- Key interest rate kept at 3.5% for third straight month
- Analysts have cut growth forecasts as price of copper declines
Chile’s central bank left the benchmark interest rate unchanged for the third consecutive month as the economy expanded at the slowest pace in six years in January following two increases in late 2015.
Policy makers, led by bank President Rodrigo Vergara, held the key rate at 3.5 percent Thursday, as forecast by 19 of 20 economists surveyed by Bloomberg. One economist expected the bank to increase borrowing costs by 25 basis points.
Analysts surveyed by the central bank have cut their growth forecast for this year 10 times as expansionary monetary policy and increased government spending fail to revive an economy reeling from a slump in commodity prices. Expansion slowed even further in January, while inflation remained above the target range.

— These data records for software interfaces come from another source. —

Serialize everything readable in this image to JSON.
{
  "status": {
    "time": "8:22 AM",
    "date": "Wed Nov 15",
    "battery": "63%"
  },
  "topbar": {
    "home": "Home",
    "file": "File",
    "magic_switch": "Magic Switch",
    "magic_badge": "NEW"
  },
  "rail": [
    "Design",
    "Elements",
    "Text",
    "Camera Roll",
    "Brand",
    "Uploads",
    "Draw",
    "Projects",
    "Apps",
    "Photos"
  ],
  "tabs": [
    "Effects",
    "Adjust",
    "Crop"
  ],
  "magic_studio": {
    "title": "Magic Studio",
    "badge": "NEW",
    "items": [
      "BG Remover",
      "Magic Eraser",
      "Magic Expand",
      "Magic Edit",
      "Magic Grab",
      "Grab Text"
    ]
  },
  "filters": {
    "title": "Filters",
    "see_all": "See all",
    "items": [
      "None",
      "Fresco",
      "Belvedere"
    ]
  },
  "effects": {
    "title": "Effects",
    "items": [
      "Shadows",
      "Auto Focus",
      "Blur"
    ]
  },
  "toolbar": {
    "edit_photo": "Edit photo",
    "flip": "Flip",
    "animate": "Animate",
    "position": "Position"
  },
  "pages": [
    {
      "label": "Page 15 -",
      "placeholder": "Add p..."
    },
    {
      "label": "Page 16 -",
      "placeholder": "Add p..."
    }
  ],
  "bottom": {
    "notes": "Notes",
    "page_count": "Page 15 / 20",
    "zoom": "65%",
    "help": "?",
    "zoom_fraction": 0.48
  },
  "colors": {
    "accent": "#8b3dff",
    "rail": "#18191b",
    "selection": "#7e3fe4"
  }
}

The bank highlighted weaker-than-forecast growth in its statement today, while repeating that it sees a gradual adjustment to rates.
“There should be just one more rate increase during the first half of the year,” said Antonio Moncado, an economist at Banco de Credito e Inversiones in Santiago. “The slowdown in activity should ease pressure on inflation.”
The Imacec index, a proxy for gross domestic product, expanded 0.3 percent in January from the year earlier, the slowest pace since the aftermath of an earthquake that devastated the center-south of Chile in February 2010.
Economists now expect the economy to expand 1.7 percent in 2016, down from 3.5 percent a year ago, according to monthly surveys published by the central bank. Growth will accelerate to 2.5 percent in 2017 and 3 percent in 2018, they forecast.
While growth remains weak, inflation has stayed high. Prices rose 4.7 percent in February from the year earlier, with inflation remaining above the central bank’s 2 percent to 4 percent target range for most of the past two years as a weaker peso pushes up import costs.
"Inflation will likely remain above 4 percent in the first half of the year and start to decline," Vergara said March 10. "Inflation will approach the 3 percent target in 2017; the fact that inflation expectations remain at 3 percent two years ahead shows the credibility of the central bank."